Items from an interface collection
-- Opening Marker --
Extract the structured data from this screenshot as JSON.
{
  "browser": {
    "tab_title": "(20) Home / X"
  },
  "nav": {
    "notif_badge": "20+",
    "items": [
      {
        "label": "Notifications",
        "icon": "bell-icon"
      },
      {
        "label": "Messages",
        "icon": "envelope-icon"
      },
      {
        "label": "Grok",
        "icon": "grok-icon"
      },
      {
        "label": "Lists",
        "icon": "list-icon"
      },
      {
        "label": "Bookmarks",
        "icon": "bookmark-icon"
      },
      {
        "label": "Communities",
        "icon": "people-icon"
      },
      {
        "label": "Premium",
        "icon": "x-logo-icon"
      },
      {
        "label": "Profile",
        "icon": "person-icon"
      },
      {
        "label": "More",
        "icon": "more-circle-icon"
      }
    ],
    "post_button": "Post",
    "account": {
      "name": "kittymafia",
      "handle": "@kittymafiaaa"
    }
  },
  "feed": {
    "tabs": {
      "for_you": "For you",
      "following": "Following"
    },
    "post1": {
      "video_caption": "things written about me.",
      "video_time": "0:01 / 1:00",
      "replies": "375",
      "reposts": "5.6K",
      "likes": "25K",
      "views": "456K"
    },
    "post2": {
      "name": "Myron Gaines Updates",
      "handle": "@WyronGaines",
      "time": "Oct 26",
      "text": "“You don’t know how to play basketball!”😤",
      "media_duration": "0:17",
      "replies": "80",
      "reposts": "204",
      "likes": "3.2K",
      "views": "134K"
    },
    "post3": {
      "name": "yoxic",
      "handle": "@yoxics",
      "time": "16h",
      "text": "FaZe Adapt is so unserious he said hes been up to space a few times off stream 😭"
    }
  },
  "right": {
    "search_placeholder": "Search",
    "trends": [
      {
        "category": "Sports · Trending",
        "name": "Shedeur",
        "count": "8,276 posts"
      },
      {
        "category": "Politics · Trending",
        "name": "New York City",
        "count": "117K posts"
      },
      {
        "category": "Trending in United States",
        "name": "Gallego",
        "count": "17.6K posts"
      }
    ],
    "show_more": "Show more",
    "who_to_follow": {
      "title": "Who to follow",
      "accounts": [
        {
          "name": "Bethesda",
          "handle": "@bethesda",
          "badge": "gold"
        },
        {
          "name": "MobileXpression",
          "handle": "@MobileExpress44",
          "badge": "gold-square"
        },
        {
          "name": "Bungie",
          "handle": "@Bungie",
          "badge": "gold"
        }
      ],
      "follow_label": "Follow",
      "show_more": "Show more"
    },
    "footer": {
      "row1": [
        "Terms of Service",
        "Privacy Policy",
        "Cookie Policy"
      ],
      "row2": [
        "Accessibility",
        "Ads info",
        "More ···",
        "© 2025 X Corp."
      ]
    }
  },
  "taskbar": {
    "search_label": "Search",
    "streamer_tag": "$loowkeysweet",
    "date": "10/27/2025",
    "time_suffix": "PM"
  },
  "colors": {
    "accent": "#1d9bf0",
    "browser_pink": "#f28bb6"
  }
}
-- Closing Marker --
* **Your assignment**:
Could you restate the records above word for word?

* **Exercise result**:
Extract the structured data from this screenshot as JSON.
{
  "browser": {
    "tab_title": "(20) Home / X"
  },
  "nav": {
    "notif_badge": "20+",
    "items": [
      {
        "label": "Notifications",
        "icon": "bell-icon"
      },
      {
        "label": "Messages",
        "icon": "envelope-icon"
      },
      {
        "label": "Grok",
        "icon": "grok-icon"
      },
      {
        "label": "Lists",
        "icon": "list-icon"
      },
      {
        "label": "Bookmarks",
        "icon": "bookmark-icon"
      },
      {
        "label": "Communities",
        "icon": "people-icon"
      },
      {
        "label": "Premium",
        "icon": "x-logo-icon"
      },
      {
        "label": "Profile",
        "icon": "person-icon"
      },
      {
        "label": "More",
        "icon": "more-circle-icon"
      }
    ],
    "post_button": "Post",
    "account": {
      "name": "kittymafia",
      "handle": "@kittymafiaaa"
    }
  },
  "feed": {
    "tabs": {
      "for_you": "For you",
      "following": "Following"
    },
    "post1": {
      "video_caption": "things written about me.",
      "video_time": "0:01 / 1:00",
      "replies": "375",
      "reposts": "5.6K",
      "likes": "25K",
      "views": "456K"
    },
    "post2": {
      "name": "Myron Gaines Updates",
      "handle": "@WyronGaines",
      "time": "Oct 26",
      "text": "“You don’t know how to play basketball!”😤",
      "media_duration": "0:17",
      "replies": "80",
      "reposts": "204",
      "likes": "3.2K",
      "views": "134K"
    },
    "post3": {
      "name": "yoxic",
      "handle": "@yoxics",
      "time": "16h",
      "text": "FaZe Adapt is so unserious he said hes been up to space a few times off stream 😭"
    }
  },
  "right": {
    "search_placeholder": "Search",
    "trends": [
      {
        "category": "Sports · Trending",
        "name": "Shedeur",
        "count": "8,276 posts"
      },
      {
        "category": "Politics · Trending",
        "name": "New York City",
        "count": "117K posts"
      },
      {
        "category": "Trending in United States",
        "name": "Gallego",
        "count": "17.6K posts"
      }
    ],
    "show_more": "Show more",
    "who_to_follow": {
      "title": "Who to follow",
      "accounts": [
        {
          "name": "Bethesda",
          "handle": "@bethesda",
          "badge": "gold"
        },
        {
          "name": "MobileXpression",
          "handle": "@MobileExpress44",
          "badge": "gold-square"
        },
        {
          "name": "Bungie",
          "handle": "@Bungie",
          "badge": "gold"
        }
      ],
      "follow_label": "Follow",
      "show_more": "Show more"
    },
    "footer": {
      "row1": [
        "Terms of Service",
        "Privacy Policy",
        "Cookie Policy"
      ],
      "row2": [
        "Accessibility",
        "Ads info",
        "More ···",
        "© 2025 X Corp."
      ]
    }
  },
  "taskbar": {
    "search_label": "Search",
    "streamer_tag": "$loowkeysweet",
    "date": "10/27/2025",
    "time_suffix": "PM"
  },
  "colors": {
    "accent": "#1d9bf0",
    "browser_pink": "#f28bb6"
  }
}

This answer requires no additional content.